With respect your Obt. Hbl. Svt. (Signed) Obadiah Beaty.
Agreeable to your directions the letter of administration has been provided. The heirs of my fathers estate relinquished to Cornelius Knight. To whom the letters were granted this day—he being desirous of serving the country and being at a loss to know who to sign the declaration as an administrator. We have thought most proper to send the papers by the administrator himself—he being present can then act under your immediate directions—The evidence that turns to be required by your letter may be from General repute and belief.—I being a connection I felt delicate in acting as a magistrate in taking affidavits I have procured Reuben Twelligars as to the time of my father death and as to General repute and his belief. Which was taken before Esqr. Stan and have been advised since by Major Sears to take his but not in time to have it certified—and as it could not injure I find it together with one of James Humphrey from the Western part of the State but it has not come properly authenticated—W. Knight the bearer hereof can be further proof (if necessary) as to the time of my fathers death and as to General repute and his belief of his service as an officer in the Continental line of the army of the Revolutionary War.
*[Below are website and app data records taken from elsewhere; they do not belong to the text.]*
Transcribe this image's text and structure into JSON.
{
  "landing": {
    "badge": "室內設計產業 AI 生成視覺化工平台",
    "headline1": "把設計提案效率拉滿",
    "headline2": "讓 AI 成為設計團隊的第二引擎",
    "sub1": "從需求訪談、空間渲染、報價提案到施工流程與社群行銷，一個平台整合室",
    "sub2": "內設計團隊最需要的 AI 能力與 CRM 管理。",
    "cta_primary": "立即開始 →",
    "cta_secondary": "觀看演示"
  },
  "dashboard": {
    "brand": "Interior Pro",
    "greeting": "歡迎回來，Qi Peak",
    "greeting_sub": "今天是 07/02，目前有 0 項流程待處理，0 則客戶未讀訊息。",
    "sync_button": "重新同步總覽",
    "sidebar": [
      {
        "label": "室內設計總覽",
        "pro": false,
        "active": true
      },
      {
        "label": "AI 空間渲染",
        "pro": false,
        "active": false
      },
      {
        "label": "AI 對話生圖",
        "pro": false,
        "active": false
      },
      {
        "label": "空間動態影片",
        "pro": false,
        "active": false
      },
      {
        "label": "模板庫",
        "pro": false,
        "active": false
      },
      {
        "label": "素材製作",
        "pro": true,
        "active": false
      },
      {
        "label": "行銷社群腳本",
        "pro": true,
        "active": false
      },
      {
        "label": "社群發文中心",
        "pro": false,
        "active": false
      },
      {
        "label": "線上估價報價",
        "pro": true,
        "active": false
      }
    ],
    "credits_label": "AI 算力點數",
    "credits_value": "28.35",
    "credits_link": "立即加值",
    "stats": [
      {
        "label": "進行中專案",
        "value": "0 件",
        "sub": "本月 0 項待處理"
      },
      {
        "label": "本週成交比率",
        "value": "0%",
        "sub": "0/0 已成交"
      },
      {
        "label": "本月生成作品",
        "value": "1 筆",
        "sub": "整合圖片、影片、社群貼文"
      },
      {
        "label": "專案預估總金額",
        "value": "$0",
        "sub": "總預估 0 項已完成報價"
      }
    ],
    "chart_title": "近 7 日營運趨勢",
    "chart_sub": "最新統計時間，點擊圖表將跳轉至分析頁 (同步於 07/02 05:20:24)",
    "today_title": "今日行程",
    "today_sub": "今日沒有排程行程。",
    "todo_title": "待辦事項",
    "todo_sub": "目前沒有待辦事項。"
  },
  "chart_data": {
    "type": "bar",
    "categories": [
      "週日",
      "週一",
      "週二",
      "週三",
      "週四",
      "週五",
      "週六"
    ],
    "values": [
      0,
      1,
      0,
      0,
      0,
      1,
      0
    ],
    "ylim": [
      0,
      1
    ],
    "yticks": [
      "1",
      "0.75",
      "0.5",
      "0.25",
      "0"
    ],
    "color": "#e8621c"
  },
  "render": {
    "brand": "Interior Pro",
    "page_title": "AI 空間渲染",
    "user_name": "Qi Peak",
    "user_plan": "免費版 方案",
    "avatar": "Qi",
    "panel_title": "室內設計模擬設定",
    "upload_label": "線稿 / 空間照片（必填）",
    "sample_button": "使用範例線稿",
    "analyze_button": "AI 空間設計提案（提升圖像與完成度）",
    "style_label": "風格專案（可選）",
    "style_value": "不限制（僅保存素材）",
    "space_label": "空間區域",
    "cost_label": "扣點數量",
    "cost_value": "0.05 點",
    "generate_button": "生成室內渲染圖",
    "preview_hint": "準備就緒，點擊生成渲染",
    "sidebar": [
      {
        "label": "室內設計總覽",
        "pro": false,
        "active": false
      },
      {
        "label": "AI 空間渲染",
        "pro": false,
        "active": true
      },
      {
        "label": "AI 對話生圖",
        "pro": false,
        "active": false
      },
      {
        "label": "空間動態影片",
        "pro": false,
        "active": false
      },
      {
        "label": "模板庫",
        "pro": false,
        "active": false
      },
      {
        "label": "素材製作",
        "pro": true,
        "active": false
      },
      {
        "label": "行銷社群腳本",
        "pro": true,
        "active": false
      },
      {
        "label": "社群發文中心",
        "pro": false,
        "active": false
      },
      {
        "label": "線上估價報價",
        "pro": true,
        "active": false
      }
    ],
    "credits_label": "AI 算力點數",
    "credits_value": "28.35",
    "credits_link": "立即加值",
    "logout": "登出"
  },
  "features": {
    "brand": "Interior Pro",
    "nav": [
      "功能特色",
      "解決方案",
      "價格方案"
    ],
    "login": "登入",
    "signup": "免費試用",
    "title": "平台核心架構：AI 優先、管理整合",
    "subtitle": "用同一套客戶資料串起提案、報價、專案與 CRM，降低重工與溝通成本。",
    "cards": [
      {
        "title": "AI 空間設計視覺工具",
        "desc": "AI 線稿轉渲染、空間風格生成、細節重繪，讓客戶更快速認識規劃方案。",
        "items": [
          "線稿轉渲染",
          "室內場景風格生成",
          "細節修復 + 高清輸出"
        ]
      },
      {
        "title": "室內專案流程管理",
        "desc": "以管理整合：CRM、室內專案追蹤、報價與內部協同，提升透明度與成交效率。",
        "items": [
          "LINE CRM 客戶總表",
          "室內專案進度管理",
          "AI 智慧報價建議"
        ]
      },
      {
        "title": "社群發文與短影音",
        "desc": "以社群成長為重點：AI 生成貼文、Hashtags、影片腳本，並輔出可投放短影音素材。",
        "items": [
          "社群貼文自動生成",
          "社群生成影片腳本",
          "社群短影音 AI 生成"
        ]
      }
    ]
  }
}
With respect your Obt Svr
Before me. Obadiah Beaty a Justice of the Peace in the County of Sullivan in the State of New York personally appeared Major Elnathan Sears of the Town of Mamakating County and State aforesaid and made oath that Alexander Beaty late of said town now deceased was an officer in the Continental line of the army of the revolution. That he done duty under him—and further declares that after he returned from his time of being prisoner he went on to the northern frontier under different officers but always understood that he was in the service as above stated until the close of the war. Witness my hand this 26th 1828—(Signed) El Nathan Sears. (5)
Subscribed and Sworn this 26th day of Febr 1828. Obadicah Beaty, Justice of the Peace.